All forms of public gathering outside the counting centres has also been barred by the polling body. The measure is aimed at preventing the violation of social distancing norms.
The counting centres and electronic voting machine boxes would be disinfected before the EC officials begin the counting on May 2.
"Social distancing shall be maintained inside counting Hall, seating
arrangement of counting personnel/agents etc should be made as
per extant COVID-19 guidelines," the order stated.
"The counting agents sitting arrangement shall
be made in such a way that between 2 counting agents 1 agent shall
be in PPE," it added.
The counting of votes would be held in the four states of West Bengal, Assam, Kerala and Tamil Nadu, along with the union territory of Puducherry. The polling has concluded in all states except Bengal, where the final phase of elections would be held on April 29.
The issuance of counting day protocol by the Election Commission comes a couple of days after it drew a sharp rebuke from the Madras High Court. The polling body was questioned over failing to prevent large-scale poll rallies and public meetings despite the onset of pandemic.

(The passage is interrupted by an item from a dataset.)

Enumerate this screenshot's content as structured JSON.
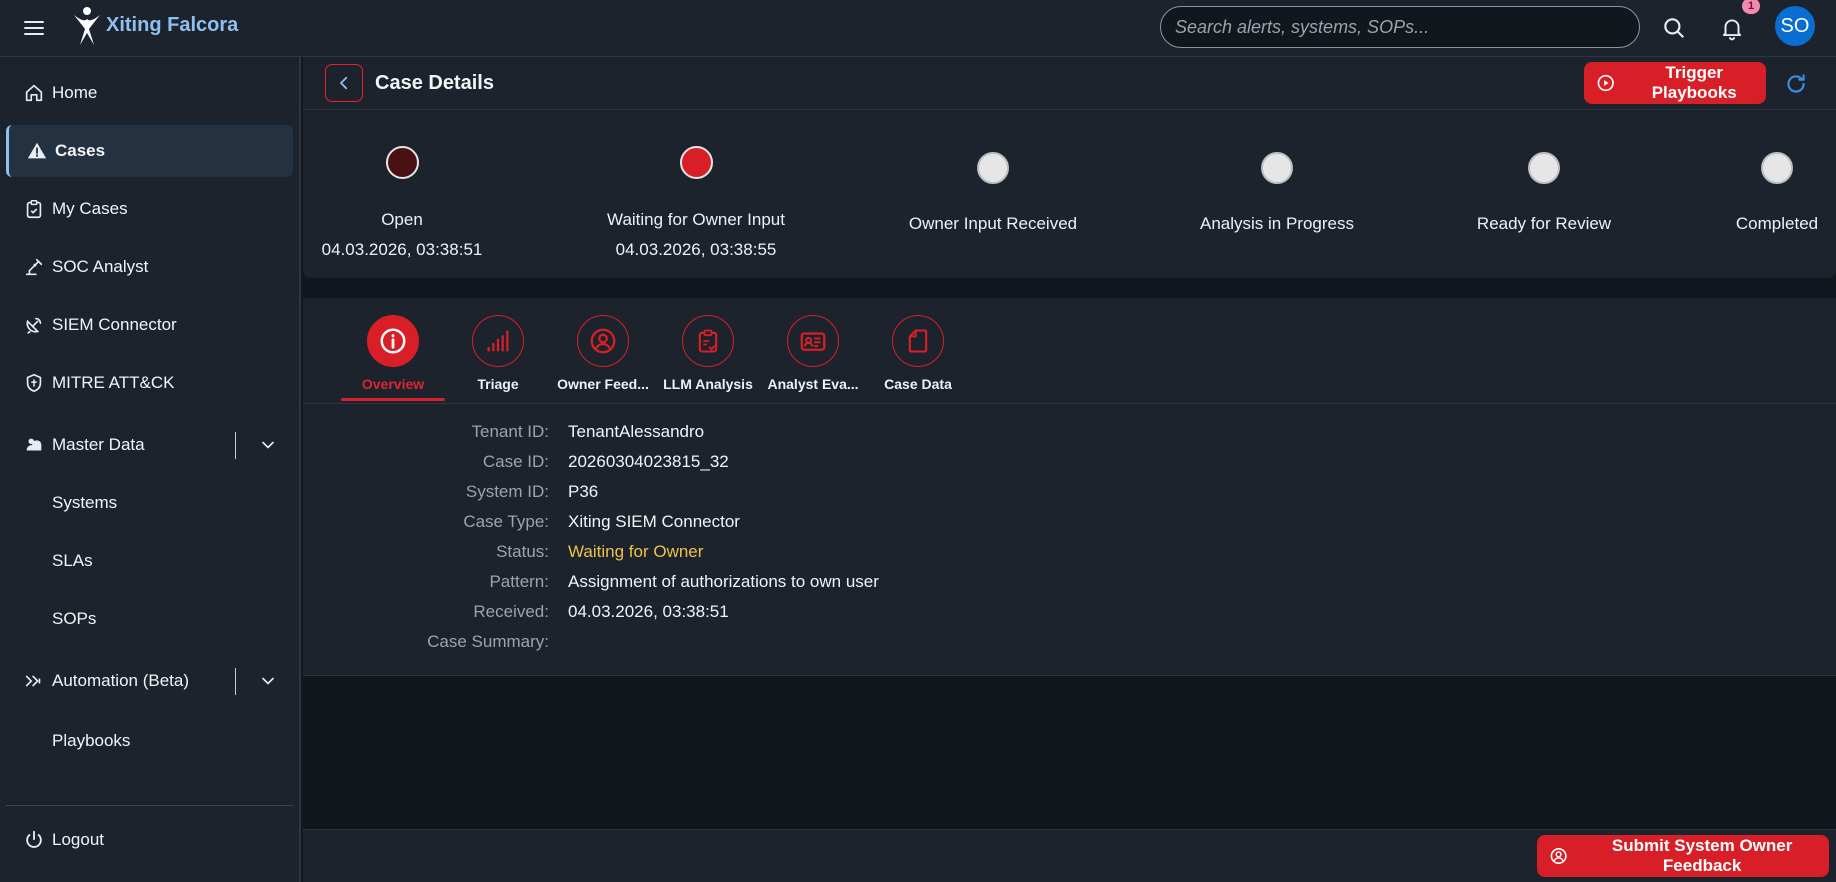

The EC must be “singularly” held responsible for the second wave of the pandemic in the country, the HC said on April 26.